The Tara Brooch: A Celtic Masterpiece
The Tara Brooch is often considered one of the most impressive examples of 8th century Irish jewellery. It is an intricate Celtic brooch dated to 700 AD, however it wasn’t discovered until 1850. Despite its name, the Tara Brooch was not found near the Hill of Tara. Instead it was found near Bettystown.
So if it wasn’t found on the Hill of Tara, why is it called the Tara Brooch?
The brooch was named by the jeweler who purchased it; George Waterhouse. He named it after Tara Hill in a marketing ploy to help sell the Celtic revival jewelry he was making at the time; and to increase the value of the brooch itself. The name associates the brooch, albeit falsely, with the High Kings of Ireland, appealing to the Irish fantasy of being their descendants.
Over the years, the term ‘Tara Brooch’ has become a generic term for all Celtic revival brooches.
The History of the Tara Brooch: A Timeline
700AD: The brooch was made, most likely for a wealthy male to show off his status.
1850: The discovery of the Tara Brooch. Legend says that the brooch was found on a beach by two peasant boys, buried in a small box. However, many dispute this story saying that a box of this size could not survive years of beating from the waves and sand. Many believe that the brooch was found further inland and that the beach story was fabricated to avoid ownership claims from the landowner.The two boys and their mother sold it to a watchmaker, who then sold it on to the jeweler George Waterhouse for a hefty profit.
1851: The brooch is displayed in the Great Exhibition in London.
1853: The brooch is displayed in an exhibition in Dublin. Here it is visited by Queen Victoria who, after having it sent to Windsor castle for her to inspect, had taken a liking to the brooch. She owned a number of similar brooches inspired by the Tara Brooch.
1872: The brooch is exhibited at the Royal Irish Academy for a number of years before being transferred to the antiquities collection at the National Museum of Ireland.
Present: The Tara Brooch Remains at the National Museum of Ireland where it is open to viewing by the public.
The Detailed Design of the Tara Brooch

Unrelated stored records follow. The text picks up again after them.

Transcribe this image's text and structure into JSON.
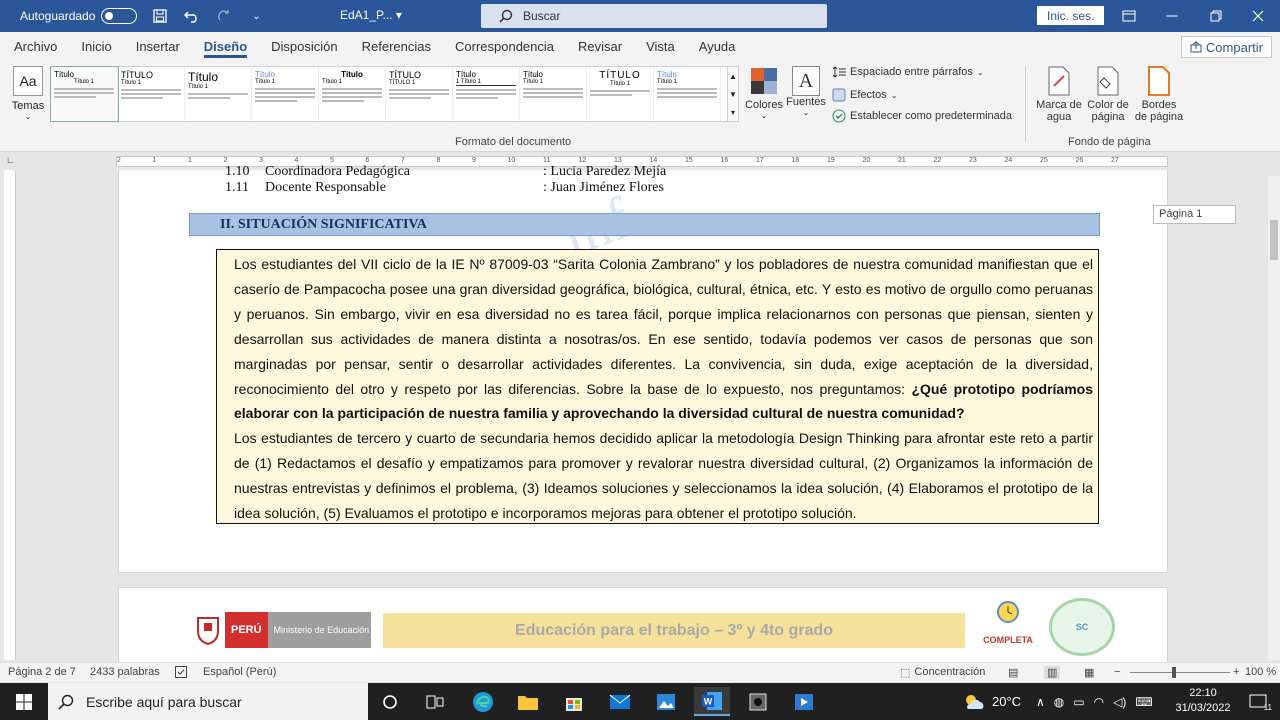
{
  "titlebar": {
    "autosave_label": "Autoguardado",
    "doc_name": "EdA1_P...",
    "search_placeholder": "Buscar",
    "signin_label": "Inic. ses."
  },
  "menu": {
    "tabs": [
      "Archivo",
      "Inicio",
      "Insertar",
      "Diseño",
      "Disposición",
      "Referencias",
      "Correspondencia",
      "Revisar",
      "Vista",
      "Ayuda"
    ],
    "active_tab": "Diseño",
    "share_label": "Compartir"
  },
  "ribbon": {
    "temas_label": "Temas",
    "temas_icon_text": "Aa",
    "gallery": [
      {
        "title": "Título",
        "heading": "Título 1"
      },
      {
        "title": "TÍTULO",
        "heading": "Título 1"
      },
      {
        "title": "Título",
        "heading": "Título 1"
      },
      {
        "title": "Título",
        "heading": "Título 1"
      },
      {
        "title": "Título",
        "heading": "Título 1"
      },
      {
        "title": "TÍTULO",
        "heading": "TÍTULO 1"
      },
      {
        "title": "Título",
        "heading": "1 Título 1"
      },
      {
        "title": "Título",
        "heading": "Título 1"
      },
      {
        "title": "TÍTULO",
        "heading": "Título 1"
      },
      {
        "title": "Título",
        "heading": "Título 1"
      }
    ],
    "colores_label": "Colores",
    "fuentes_label": "Fuentes",
    "fuentes_icon_text": "A",
    "espaciado_label": "Espaciado entre párrafos",
    "efectos_label": "Efectos",
    "establecer_label": "Establecer como predeterminada",
    "formato_group": "Formato del documento",
    "marca_label_1": "Marca de",
    "marca_label_2": "agua",
    "color_label_1": "Color de",
    "color_label_2": "página",
    "bordes_label_1": "Bordes",
    "bordes_label_2": "de página",
    "fondo_group": "Fondo de página"
  },
  "ruler": {
    "numbers": [
      "2",
      "1",
      "1",
      "2",
      "3",
      "4",
      "5",
      "6",
      "7",
      "8",
      "9",
      "10",
      "11",
      "12",
      "13",
      "14",
      "15",
      "16",
      "17",
      "18",
      "19",
      "20",
      "21",
      "22",
      "23",
      "24",
      "25",
      "26",
      "27"
    ]
  },
  "document": {
    "row_110_num": "1.10",
    "row_110_label": "Coordinadora Pedagógica",
    "row_110_value": ": Lucia Paredez Mejía",
    "row_111_num": "1.11",
    "row_111_label": "Docente Responsable",
    "row_111_value": ": Juan Jiménez Flores",
    "section_heading": "II.  SITUACIÓN SIGNIFICATIVA",
    "para1_a": "Los estudiantes del VII ciclo de la IE Nº 87009-03 “Sarita Colonia Zambrano” y los pobladores de nuestra comunidad manifiestan que el caserío de Pampacocha posee una gran diversidad geográfica, biológica, cultural, étnica, etc. Y esto es motivo de orgullo como peruanas y peruanos. Sin embargo, vivir en esa diversidad no es tarea fácil, porque implica relacionarnos con personas que piensan, sienten y desarrollan sus actividades de manera distinta a nosotras/os. En ese sentido, todavía podemos ver casos de personas que son marginadas por pensar, sentir o desarrollar actividades diferentes. La convivencia, sin duda, exige aceptación de la diversidad, reconocimiento del otro y respeto por las diferencias. Sobre la base de lo expuesto, nos preguntamos: ",
    "para1_bold": "¿Qué prototipo podríamos elaborar con la participación de nuestra familia y aprovechando la diversidad cultural de nuestra comunidad?",
    "para2": "Los estudiantes de tercero y cuarto de secundaria hemos decidido aplicar la metodología Design Thinking para afrontar este reto a partir de (1) Redactamos el desafío y empatizamos para promover y revalorar nuestra diversidad cultural, (2) Organizamos la información de nuestras entrevistas y definimos el problema, (3) Ideamos soluciones y seleccionamos la idea solución, (4) Elaboramos el prototipo de la idea solución, (5) Evaluamos el prototipo e incorporamos mejoras para obtener el prototipo solución.",
    "page_tag": "Página 1",
    "banner_peru": "PERÚ",
    "banner_ministerio": "Ministerio de Educación",
    "banner_text": "Educación para el trabajo – 3º y 4to grado",
    "badge_completa": "COMPLETA",
    "badge_sc": "SC"
  },
  "statusbar": {
    "page": "Página 2 de 7",
    "words": "2433 palabras",
    "language": "Español (Perú)",
    "focus": "Concentración",
    "zoom": "100 %"
  },
  "taskbar": {
    "search_placeholder": "Escribe aquí para buscar",
    "temperature": "20°C",
    "time": "22:10",
    "date": "31/03/2022",
    "notif_count": "11"
  }
}
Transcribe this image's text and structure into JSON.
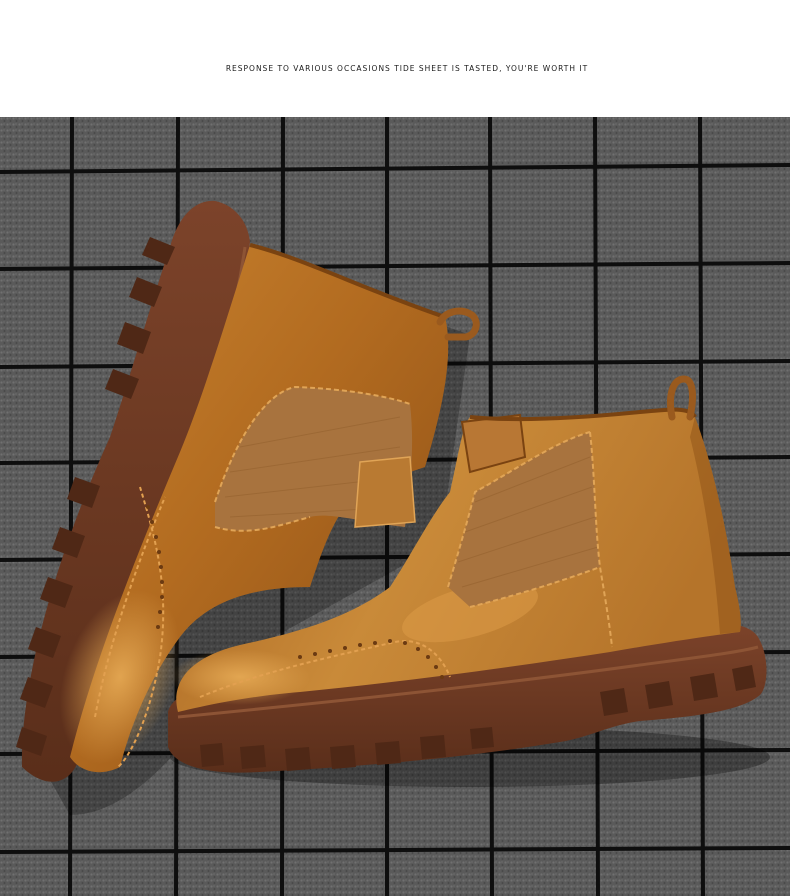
{
  "header": {
    "tagline": "RESPONSE TO VARIOUS OCCASIONS TIDE SHEET IS TASTED, YOU'RE WORTH IT"
  },
  "photo": {
    "subject": "two tan leather chelsea boots with brogue detailing on a black wire grid over grey carpet",
    "colors": {
      "leather": "#b06a22",
      "leather_highlight": "#d9953f",
      "leather_shadow": "#7a4311",
      "elastic": "#a8733e",
      "sole": "#6e3a22",
      "sole_dark": "#4f2816",
      "carpet": "#5c5c5c",
      "grid": "#101010"
    }
  }
}
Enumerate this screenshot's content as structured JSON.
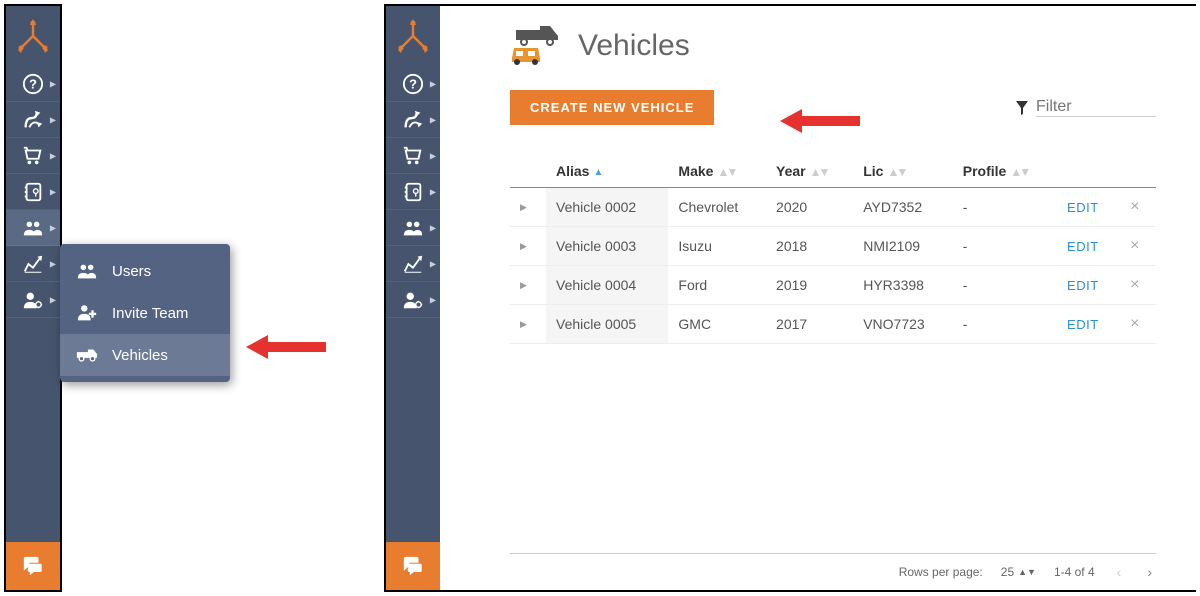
{
  "page": {
    "title": "Vehicles",
    "create_button": "CREATE NEW VEHICLE",
    "filter_placeholder": "Filter",
    "edit_label": "EDIT"
  },
  "flyout": {
    "items": [
      {
        "label": "Users",
        "icon": "users-icon"
      },
      {
        "label": "Invite Team",
        "icon": "invite-team-icon"
      },
      {
        "label": "Vehicles",
        "icon": "truck-icon"
      }
    ]
  },
  "table": {
    "columns": [
      "Alias",
      "Make",
      "Year",
      "Lic",
      "Profile"
    ],
    "rows": [
      {
        "alias": "Vehicle 0002",
        "make": "Chevrolet",
        "year": "2020",
        "lic": "AYD7352",
        "profile": "-"
      },
      {
        "alias": "Vehicle 0003",
        "make": "Isuzu",
        "year": "2018",
        "lic": "NMI2109",
        "profile": "-"
      },
      {
        "alias": "Vehicle 0004",
        "make": "Ford",
        "year": "2019",
        "lic": "HYR3398",
        "profile": "-"
      },
      {
        "alias": "Vehicle 0005",
        "make": "GMC",
        "year": "2017",
        "lic": "VNO7723",
        "profile": "-"
      }
    ]
  },
  "pager": {
    "rows_per_page_label": "Rows per page:",
    "rows_per_page_value": "25",
    "range_text": "1-4 of 4"
  }
}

The tara brooch is an 18cm (7 inch) pseudo-penannular brooch (a type of brooch that is used to fasten clothing and are typically large). The brooch consists of a series of trays into which silver gilt and gold panels fit. Sadly, a number of these panels have been lost over its lifetime.
The front of the brooch is decorated with intricate gold filigree depicting human and animal heads. Glass and amber studs adorn the front of the brooch, between panels. The back is much flatter and is decorated with cast motifs of scrolls, celtic knots and geometric shapes. The brooch contains more than 20 images of dragons and snakes. As was typical of the time, there is no religious or pagan symbolism.
The discovery of the Tara Brooch could not have come at a better time; Celtic revival jewelry was becoming more fashionable throughout the 19th century. Following its discovery and exhibition, jewelers began making jewelry inspired by the Tara Brooch. See our collection of tara brooches & pins.